Problem statement.
Each of the records must appear again, exactly as it was written.

Data for the task.
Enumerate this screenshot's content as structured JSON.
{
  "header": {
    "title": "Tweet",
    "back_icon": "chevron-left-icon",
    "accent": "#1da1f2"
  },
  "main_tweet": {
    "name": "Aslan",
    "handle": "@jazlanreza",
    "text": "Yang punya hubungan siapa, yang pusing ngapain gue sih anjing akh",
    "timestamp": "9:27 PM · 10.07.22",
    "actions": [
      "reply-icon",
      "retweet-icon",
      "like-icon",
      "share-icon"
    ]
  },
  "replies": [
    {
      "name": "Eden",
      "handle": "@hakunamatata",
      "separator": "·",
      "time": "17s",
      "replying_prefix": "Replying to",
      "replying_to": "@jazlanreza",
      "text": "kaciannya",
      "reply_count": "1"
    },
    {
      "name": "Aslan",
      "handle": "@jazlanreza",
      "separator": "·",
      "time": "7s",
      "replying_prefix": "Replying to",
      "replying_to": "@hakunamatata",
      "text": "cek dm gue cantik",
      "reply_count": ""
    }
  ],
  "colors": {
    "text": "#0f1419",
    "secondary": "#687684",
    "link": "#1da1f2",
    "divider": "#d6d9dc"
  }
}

Answer to this task.
Enumerate this screenshot's content as structured JSON.
{
  "header": {
    "title": "Tweet",
    "back_icon": "chevron-left-icon",
    "accent": "#1da1f2"
  },
  "main_tweet": {
    "name": "Aslan",
    "handle": "@jazlanreza",
    "text": "Yang punya hubungan siapa, yang pusing ngapain gue sih anjing akh",
    "timestamp": "9:27 PM · 10.07.22",
    "actions": [
      "reply-icon",
      "retweet-icon",
      "like-icon",
      "share-icon"
    ]
  },
  "replies": [
    {
      "name": "Eden",
      "handle": "@hakunamatata",
      "separator": "·",
      "time": "17s",
      "replying_prefix": "Replying to",
      "replying_to": "@jazlanreza",
      "text": "kaciannya",
      "reply_count": "1"
    },
    {
      "name": "Aslan",
      "handle": "@jazlanreza",
      "separator": "·",
      "time": "7s",
      "replying_prefix": "Replying to",
      "replying_to": "@hakunamatata",
      "text": "cek dm gue cantik",
      "reply_count": ""
    }
  ],
  "colors": {
    "text": "#0f1419",
    "secondary": "#687684",
    "link": "#1da1f2",
    "divider": "#d6d9dc"
  }
}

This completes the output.